EXTRACTED MATERIAL Block Start

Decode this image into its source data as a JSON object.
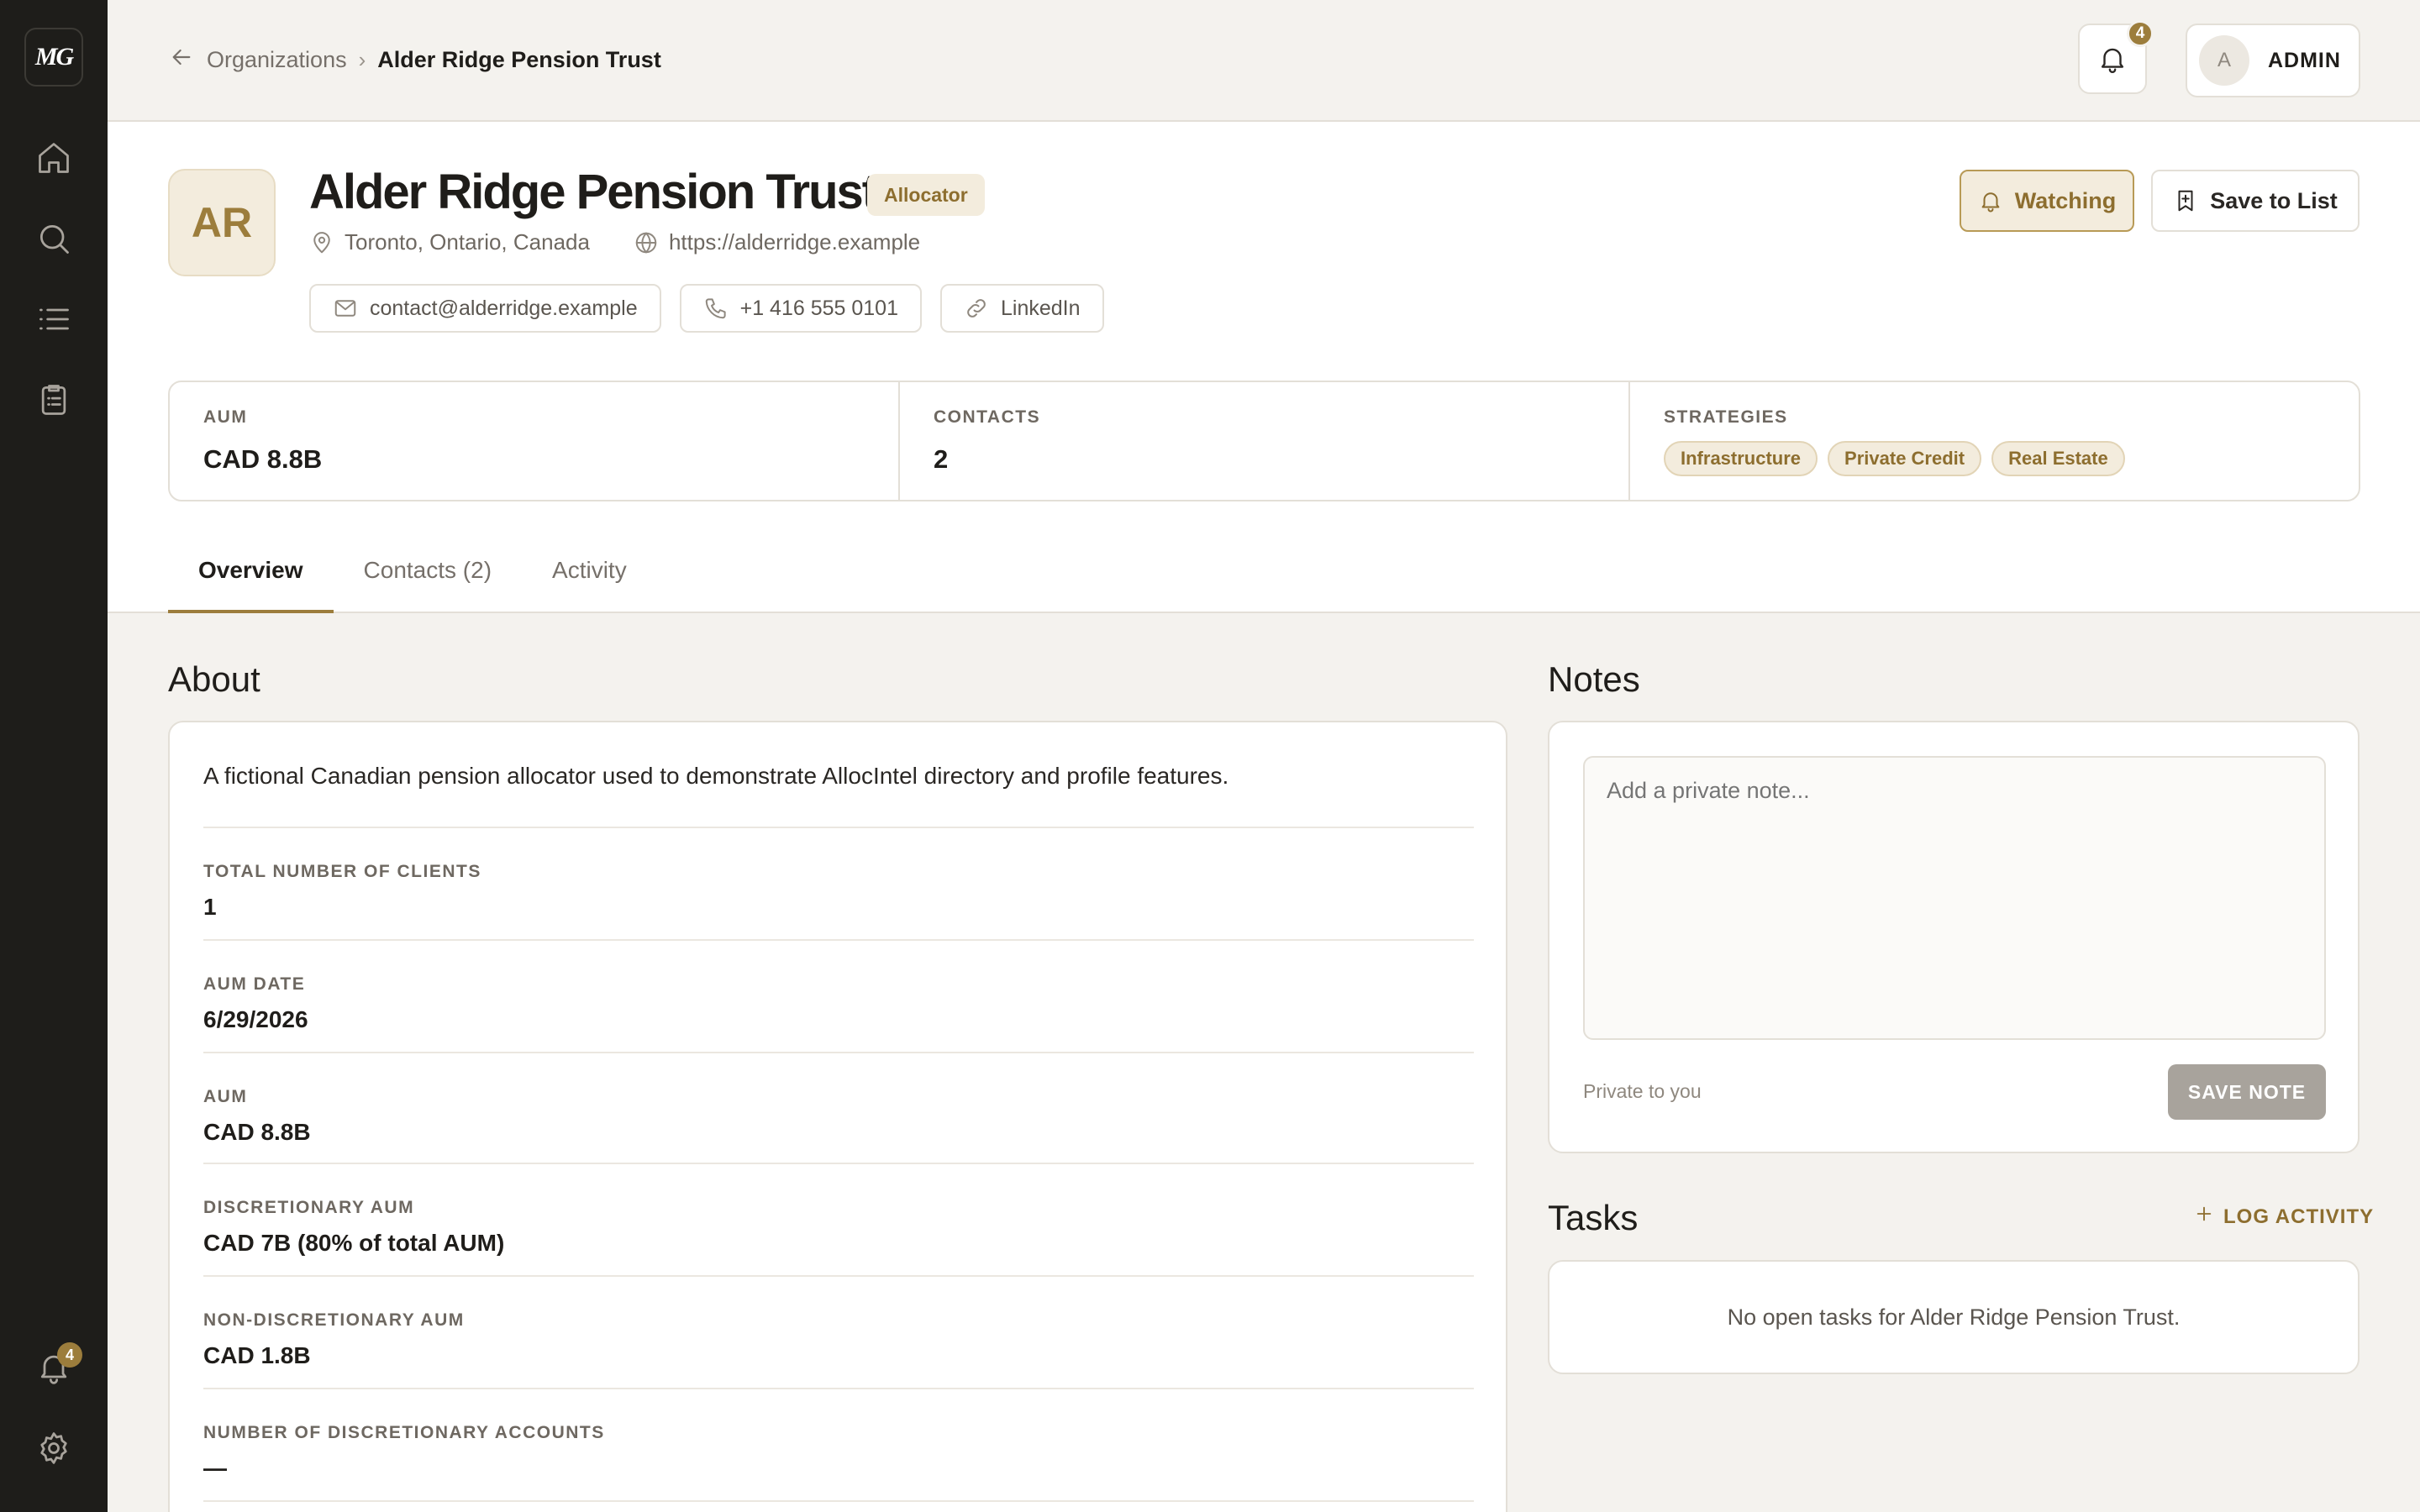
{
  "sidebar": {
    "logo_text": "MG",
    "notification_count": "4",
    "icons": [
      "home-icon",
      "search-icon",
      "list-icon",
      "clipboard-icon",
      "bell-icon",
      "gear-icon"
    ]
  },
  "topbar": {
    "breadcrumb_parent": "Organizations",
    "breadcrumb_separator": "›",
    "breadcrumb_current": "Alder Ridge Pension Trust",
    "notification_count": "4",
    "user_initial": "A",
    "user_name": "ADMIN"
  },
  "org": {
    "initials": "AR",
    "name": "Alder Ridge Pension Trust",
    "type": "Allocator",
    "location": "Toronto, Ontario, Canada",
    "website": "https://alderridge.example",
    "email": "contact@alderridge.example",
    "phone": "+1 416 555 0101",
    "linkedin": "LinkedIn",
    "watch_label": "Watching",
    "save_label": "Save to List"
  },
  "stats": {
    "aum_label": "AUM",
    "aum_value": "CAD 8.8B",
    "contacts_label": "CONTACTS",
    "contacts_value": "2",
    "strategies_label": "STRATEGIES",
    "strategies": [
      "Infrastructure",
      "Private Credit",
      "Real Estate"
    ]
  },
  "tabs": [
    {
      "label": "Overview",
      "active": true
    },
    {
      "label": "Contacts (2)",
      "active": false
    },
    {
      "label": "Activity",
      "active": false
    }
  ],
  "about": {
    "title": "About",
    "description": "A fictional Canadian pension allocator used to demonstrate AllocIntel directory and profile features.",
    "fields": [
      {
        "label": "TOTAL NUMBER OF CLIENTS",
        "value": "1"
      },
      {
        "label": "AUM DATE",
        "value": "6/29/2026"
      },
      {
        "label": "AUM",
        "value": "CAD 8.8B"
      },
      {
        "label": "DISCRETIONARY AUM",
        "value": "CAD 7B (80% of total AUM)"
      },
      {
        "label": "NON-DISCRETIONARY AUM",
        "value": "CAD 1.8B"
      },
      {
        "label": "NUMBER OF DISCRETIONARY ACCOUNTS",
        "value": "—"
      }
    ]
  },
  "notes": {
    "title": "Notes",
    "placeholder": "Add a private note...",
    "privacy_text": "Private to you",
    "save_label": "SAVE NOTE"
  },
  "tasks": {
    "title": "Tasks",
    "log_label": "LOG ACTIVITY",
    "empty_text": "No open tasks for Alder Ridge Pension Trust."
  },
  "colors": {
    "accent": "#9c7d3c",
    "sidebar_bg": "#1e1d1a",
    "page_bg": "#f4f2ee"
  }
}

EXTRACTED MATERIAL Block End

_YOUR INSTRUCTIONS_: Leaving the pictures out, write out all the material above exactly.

_WRITTEN REPLY_:
Decode this image into its source data as a JSON object.
{
  "sidebar": {
    "logo_text": "MG",
    "notification_count": "4",
    "icons": [
      "home-icon",
      "search-icon",
      "list-icon",
      "clipboard-icon",
      "bell-icon",
      "gear-icon"
    ]
  },
  "topbar": {
    "breadcrumb_parent": "Organizations",
    "breadcrumb_separator": "›",
    "breadcrumb_current": "Alder Ridge Pension Trust",
    "notification_count": "4",
    "user_initial": "A",
    "user_name": "ADMIN"
  },
  "org": {
    "initials": "AR",
    "name": "Alder Ridge Pension Trust",
    "type": "Allocator",
    "location": "Toronto, Ontario, Canada",
    "website": "https://alderridge.example",
    "email": "contact@alderridge.example",
    "phone": "+1 416 555 0101",
    "linkedin": "LinkedIn",
    "watch_label": "Watching",
    "save_label": "Save to List"
  },
  "stats": {
    "aum_label": "AUM",
    "aum_value": "CAD 8.8B",
    "contacts_label": "CONTACTS",
    "contacts_value": "2",
    "strategies_label": "STRATEGIES",
    "strategies": [
      "Infrastructure",
      "Private Credit",
      "Real Estate"
    ]
  },
  "tabs": [
    {
      "label": "Overview",
      "active": true
    },
    {
      "label": "Contacts (2)",
      "active": false
    },
    {
      "label": "Activity",
      "active": false
    }
  ],
  "about": {
    "title": "About",
    "description": "A fictional Canadian pension allocator used to demonstrate AllocIntel directory and profile features.",
    "fields": [
      {
        "label": "TOTAL NUMBER OF CLIENTS",
        "value": "1"
      },
      {
        "label": "AUM DATE",
        "value": "6/29/2026"
      },
      {
        "label": "AUM",
        "value": "CAD 8.8B"
      },
      {
        "label": "DISCRETIONARY AUM",
        "value": "CAD 7B (80% of total AUM)"
      },
      {
        "label": "NON-DISCRETIONARY AUM",
        "value": "CAD 1.8B"
      },
      {
        "label": "NUMBER OF DISCRETIONARY ACCOUNTS",
        "value": "—"
      }
    ]
  },
  "notes": {
    "title": "Notes",
    "placeholder": "Add a private note...",
    "privacy_text": "Private to you",
    "save_label": "SAVE NOTE"
  },
  "tasks": {
    "title": "Tasks",
    "log_label": "LOG ACTIVITY",
    "empty_text": "No open tasks for Alder Ridge Pension Trust."
  },
  "colors": {
    "accent": "#9c7d3c",
    "sidebar_bg": "#1e1d1a",
    "page_bg": "#f4f2ee"
  }
}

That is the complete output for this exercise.